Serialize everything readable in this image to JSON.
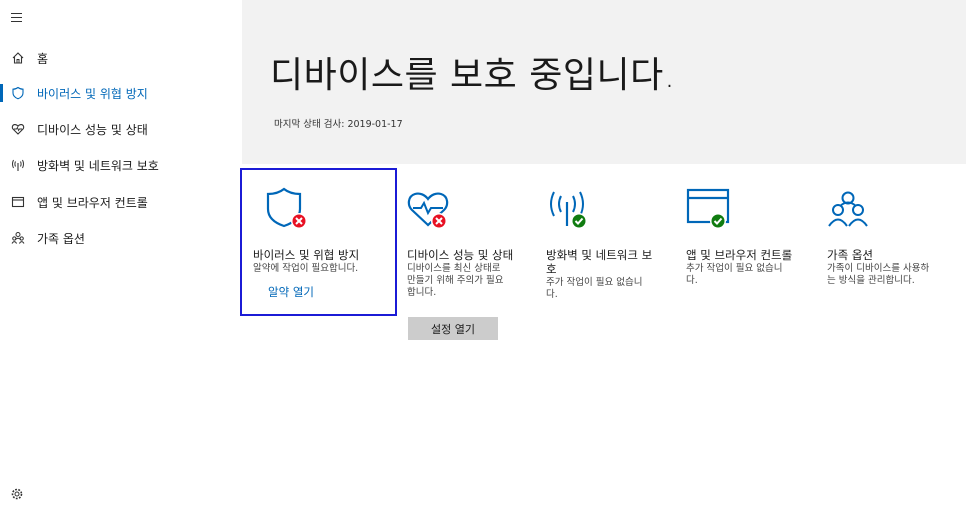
{
  "sidebar": {
    "items": [
      {
        "label": "홈",
        "icon": "home-icon"
      },
      {
        "label": "바이러스 및 위협 방지",
        "icon": "shield-icon",
        "active": true
      },
      {
        "label": "디바이스 성능 및 상태",
        "icon": "heart-icon"
      },
      {
        "label": "방화벽 및 네트워크 보호",
        "icon": "antenna-icon"
      },
      {
        "label": "앱 및 브라우저 컨트롤",
        "icon": "browser-window-icon"
      },
      {
        "label": "가족 옵션",
        "icon": "family-icon"
      }
    ]
  },
  "header": {
    "title": "디바이스를 보호 중입니다.",
    "last_scan": "마지막 상태 검사: 2019-01-17"
  },
  "tiles": [
    {
      "title": "바이러스 및 위협 방지",
      "desc": [
        "알약에 작업이 필요합니다."
      ],
      "link": "알약 열기",
      "status": "error"
    },
    {
      "title": "디바이스 성능 및 상태",
      "desc": [
        "디바이스를 최신 상태로",
        "만들기 위해 주의가 필요",
        "합니다."
      ],
      "button": "설정 열기",
      "status": "error"
    },
    {
      "title_lines": [
        "방화벽 및 네트워크 보",
        "호"
      ],
      "desc": [
        "주가 작업이 필요 없습니",
        "다."
      ],
      "status": "ok"
    },
    {
      "title": "앱 및 브라우저 컨트롤",
      "desc": [
        "추가 작업이 필요 없습니",
        "다."
      ],
      "status": "ok"
    },
    {
      "title": "가족 옵션",
      "desc": [
        "가족이 디바이스를 사용하",
        "는 방식을 관리합니다."
      ]
    }
  ],
  "colors": {
    "accent": "#0067b8",
    "error": "#e81123",
    "ok": "#107c10",
    "selection": "#1b1bd6"
  }
}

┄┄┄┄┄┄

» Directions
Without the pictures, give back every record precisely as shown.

» Solution for this exercise
Serialize everything readable in this image to JSON.
{
  "sidebar": {
    "items": [
      {
        "label": "홈",
        "icon": "home-icon"
      },
      {
        "label": "바이러스 및 위협 방지",
        "icon": "shield-icon",
        "active": true
      },
      {
        "label": "디바이스 성능 및 상태",
        "icon": "heart-icon"
      },
      {
        "label": "방화벽 및 네트워크 보호",
        "icon": "antenna-icon"
      },
      {
        "label": "앱 및 브라우저 컨트롤",
        "icon": "browser-window-icon"
      },
      {
        "label": "가족 옵션",
        "icon": "family-icon"
      }
    ]
  },
  "header": {
    "title": "디바이스를 보호 중입니다.",
    "last_scan": "마지막 상태 검사: 2019-01-17"
  },
  "tiles": [
    {
      "title": "바이러스 및 위협 방지",
      "desc": [
        "알약에 작업이 필요합니다."
      ],
      "link": "알약 열기",
      "status": "error"
    },
    {
      "title": "디바이스 성능 및 상태",
      "desc": [
        "디바이스를 최신 상태로",
        "만들기 위해 주의가 필요",
        "합니다."
      ],
      "button": "설정 열기",
      "status": "error"
    },
    {
      "title_lines": [
        "방화벽 및 네트워크 보",
        "호"
      ],
      "desc": [
        "주가 작업이 필요 없습니",
        "다."
      ],
      "status": "ok"
    },
    {
      "title": "앱 및 브라우저 컨트롤",
      "desc": [
        "추가 작업이 필요 없습니",
        "다."
      ],
      "status": "ok"
    },
    {
      "title": "가족 옵션",
      "desc": [
        "가족이 디바이스를 사용하",
        "는 방식을 관리합니다."
      ]
    }
  ],
  "colors": {
    "accent": "#0067b8",
    "error": "#e81123",
    "ok": "#107c10",
    "selection": "#1b1bd6"
  }
}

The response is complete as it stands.